Top of Source data

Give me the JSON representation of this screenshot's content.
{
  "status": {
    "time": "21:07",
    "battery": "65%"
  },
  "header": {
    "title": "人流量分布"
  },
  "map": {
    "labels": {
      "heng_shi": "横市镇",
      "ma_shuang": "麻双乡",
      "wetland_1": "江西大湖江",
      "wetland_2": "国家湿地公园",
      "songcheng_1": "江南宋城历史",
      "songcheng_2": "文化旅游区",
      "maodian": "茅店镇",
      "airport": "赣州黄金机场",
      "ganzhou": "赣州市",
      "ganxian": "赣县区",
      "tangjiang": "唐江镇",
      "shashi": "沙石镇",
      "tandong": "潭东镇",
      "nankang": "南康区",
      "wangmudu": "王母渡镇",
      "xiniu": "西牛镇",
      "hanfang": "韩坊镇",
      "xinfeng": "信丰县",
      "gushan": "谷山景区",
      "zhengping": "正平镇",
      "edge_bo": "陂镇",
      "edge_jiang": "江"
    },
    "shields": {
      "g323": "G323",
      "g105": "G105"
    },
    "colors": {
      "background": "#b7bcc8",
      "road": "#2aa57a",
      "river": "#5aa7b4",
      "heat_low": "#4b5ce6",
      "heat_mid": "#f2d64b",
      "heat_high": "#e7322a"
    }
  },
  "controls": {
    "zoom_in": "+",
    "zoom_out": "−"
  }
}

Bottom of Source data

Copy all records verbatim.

Give me the JSON representation of this screenshot's content.
{
  "status": {
    "time": "21:07",
    "battery": "65%"
  },
  "header": {
    "title": "人流量分布"
  },
  "map": {
    "labels": {
      "heng_shi": "横市镇",
      "ma_shuang": "麻双乡",
      "wetland_1": "江西大湖江",
      "wetland_2": "国家湿地公园",
      "songcheng_1": "江南宋城历史",
      "songcheng_2": "文化旅游区",
      "maodian": "茅店镇",
      "airport": "赣州黄金机场",
      "ganzhou": "赣州市",
      "ganxian": "赣县区",
      "tangjiang": "唐江镇",
      "shashi": "沙石镇",
      "tandong": "潭东镇",
      "nankang": "南康区",
      "wangmudu": "王母渡镇",
      "xiniu": "西牛镇",
      "hanfang": "韩坊镇",
      "xinfeng": "信丰县",
      "gushan": "谷山景区",
      "zhengping": "正平镇",
      "edge_bo": "陂镇",
      "edge_jiang": "江"
    },
    "shields": {
      "g323": "G323",
      "g105": "G105"
    },
    "colors": {
      "background": "#b7bcc8",
      "road": "#2aa57a",
      "river": "#5aa7b4",
      "heat_low": "#4b5ce6",
      "heat_mid": "#f2d64b",
      "heat_high": "#e7322a"
    }
  },
  "controls": {
    "zoom_in": "+",
    "zoom_out": "−"
  }
}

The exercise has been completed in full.